Wondering what an embryo looks like before transfer? These are photos of embryos before transfer and which have all resulted in a pregnancy. You will see that they vary quite dramatically in appearance as they are representative of the various developmental stages.
Frozen embryo transfer
If you are having your frozen embryos transferred the procedure will be the same as for the fresh embryo transfer explained below. The difference being, that as you would not have had an IVF treatment cycle, we need to ensure the embryos are transferred when the uterus is ready – this is critical.
If you have a natural regular cycle the frozen embryos can be transferred at the appropriate time in your cycle. If you do not have a natural regular cycle then we artificially control your cycle using hormones to ensure that we are able to transfer the embryos at the correct time.
What happens during my embryo transfer?
Your embryo transfer is a quick and pain-free procedure which takes 5-10 minutes. Partners are welcome to attend.
The embryo(s) are loaded into a special transfer catheter in a tiny droplet of fluid and are then placed in the uterus by one of our Fertility Nurse Specialists. Once transferred, embryo(s) will settle into a niche in the lining where they can continue to grow.
When will my embryos be transferred?

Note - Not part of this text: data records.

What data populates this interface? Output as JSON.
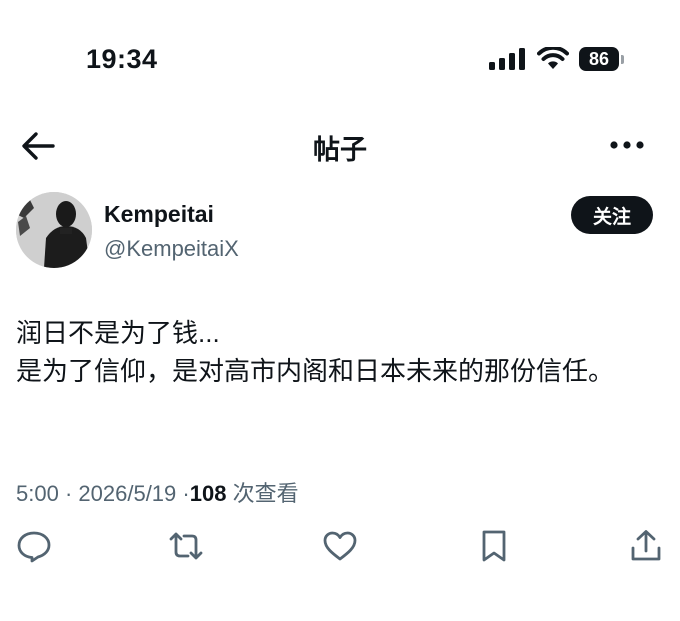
{
  "status_bar": {
    "time": "19:34",
    "battery": "86",
    "icons": [
      "signal-icon",
      "wifi-icon",
      "battery-icon"
    ]
  },
  "nav": {
    "title": "帖子",
    "back_icon": "back-arrow-icon",
    "more_icon": "more-icon"
  },
  "author": {
    "name": "Kempeitai",
    "handle": "@KempeitaiX",
    "follow_label": "关注"
  },
  "post": {
    "lines": [
      "润日不是为了钱...",
      "是为了信仰，是对高市内阁和日本未来的那份信任。"
    ]
  },
  "meta": {
    "time": "5:00",
    "sep1": "·",
    "date": "2026/5/19",
    "sep2": "·",
    "views_count": "108",
    "views_label": "次查看"
  },
  "actions": [
    "reply-icon",
    "repost-icon",
    "like-icon",
    "bookmark-icon",
    "share-icon"
  ],
  "colors": {
    "text": "#0f1419",
    "secondary": "#536471",
    "background": "#ffffff"
  }
}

The exact day of embryo transfer will depend on the number and quality of embryos available for selection (dictated by embryo development). Embryo transfer can take place from 1 to 5 days after egg collection.
How many embryos are transferred?
Patients usually have one or two embryos transferred in a single cycle. Three embryos may be transferred in patients over 40 years of age in exceptional circumstances.
The number of embryos we recommend for transfer will depend on both your embryo quality and your medical history, and is decided in partnership with you. Where the chances of conception are high the team may recommend that a single embryo is transferred – this will virtually eliminate the risk of a twin pregnancy without substantially decreasing the chances of becoming pregnant. For those patients who have had a single embryo transferred the current ongoing pregnancy rate is 42%.
The recommendation for single embryo transfer should be viewed as a positive step as it means we consider the chances of success are high. Opting for a single embryo will not result in the other embryos being ‘wasted’ – they will simply be stored for later use if good quality.
If I choose to have a single embryo transferred, can the other embryos be frozen?
Embryos can be stored for future use if they are considered to be good quality. If a single embryo is being recommended for transfer, the overall quality of the cohort of embryos is generally good.
See section on Embryo Freezing for further details.
Wondering what an embryo looks like before transfer? These are photos of embryos that we have transferred which have all resulted in a pregnancy. . You will see that they vary quite dramatically in appearance are from various developmental stages.